The Arduino micro-credential offers students the opportunity to demonstrate their proficiency in using Arduino microcontrollers as part of larger, electro-mechanical systems. It highlights students' expertise in the programming of an Arduino microcontroller and their ability to optimize the implementation of an Arduino into robust, robotic systems.

The Arduino Micro-credential serves as an endorsement that the engineer is able to combine and apply knowledge of Arduino, micro-controller, circuits, and electro-mechanical systems in a meaningful way. Successful completion of this micro-credential also reflects the engineer's ability to explore innovative design paths and justify their design decisions to their peers. It represents a level of intuition and intention behind the engineer's design work that is otherwise unmeasured. Experienced software and embedded systems design engineers know that the syntax and theory behind a design are only part of the design process; both the implementation of best-practices (such as the proper documentation of a CAD model, or the use of error handling in a piece of code) and design intuition are the indicators of an engineer who has cultivated their skills with experience and intention. These are the traits of a valuable teammate in any professional engineering project and traits that students must demonstrate to complete the Arduino Micro-credential.


  • CU Boulder Students (including nondegree/ACCESS) 
  • CU Boulder Students (Degree Seeking Only)

Delivery Mode


Credit Status


Academic Level

  • Graduate
  • Undergraduate

Time to Completion



Completion of the Arduino micro-credential requires the following:

  1. Complete all Arduino and electronics-titled skillbuilding workshops hosted by the ITLP (totaling 6 workshops: Arduino Intro, Motion, Communication, Miniaturization and Electronics Intro, Soldering).
  2. Complete the “Arduino Fundamentals” certification exam hosted by Arduino LLC.
  3. Complete a short-answer “Arduino-based Circuits and Systems” practicum.
  4. Design, build, test, and present a final, Arduino-based project.


Completion of the Arduino Micro-credential is dependent on the learner's ability to complete the following learning objectives:
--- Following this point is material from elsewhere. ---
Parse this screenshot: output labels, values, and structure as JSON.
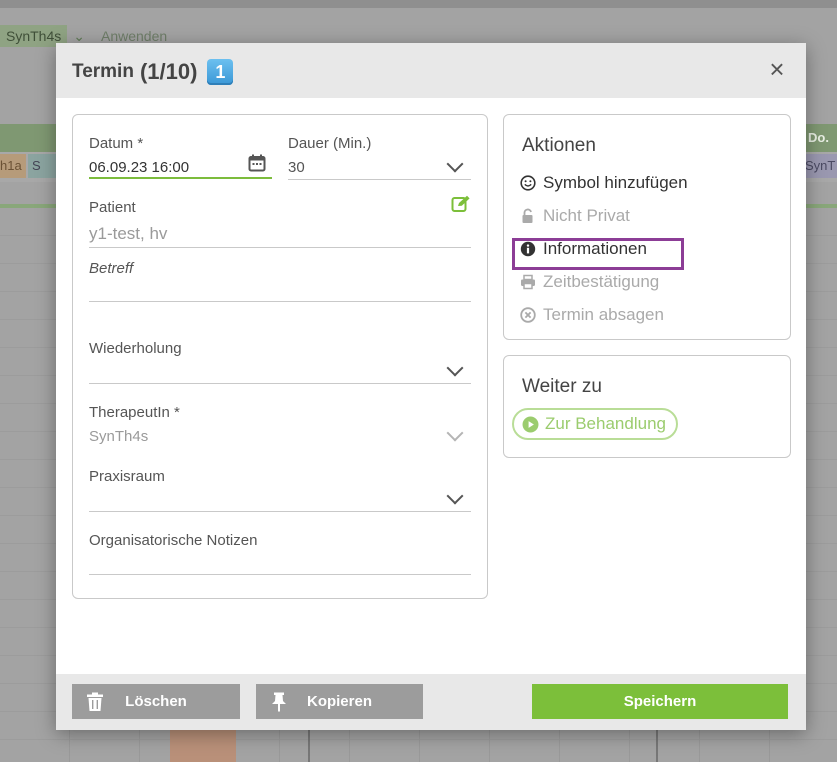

  • Demonstrate an understanding of the lessons taught through the ITLP workshops by writing synopses of each workshop  
  • Earn a passing score on the “Arduino Fundamentals” certification exam
  • Justify the answers of the short-answer practicum to a micro-credential advisor   
  • Design and build a unique, Arduino-controlled electro-mechanical system with at least one output and/or one input, of a complexity deemed appropriate by a micro-credential advisor
    • Defend the design when reviewed by a panel of their advisors, justifying design choices through test results
    • Document the design in a way that is easily understood and replicated by an engineer of a comparable aptitude


  • Microcontrollers
  • Arduino
  • Circuits
  • Embedded Systems
  • Robotics
  • Elector-Mechanical Systems
  • Arduino Programming Language
  • Coding
  • Public Speaking
  • Design Documentation
  • Soldering
  • PCB Design
  • Electronics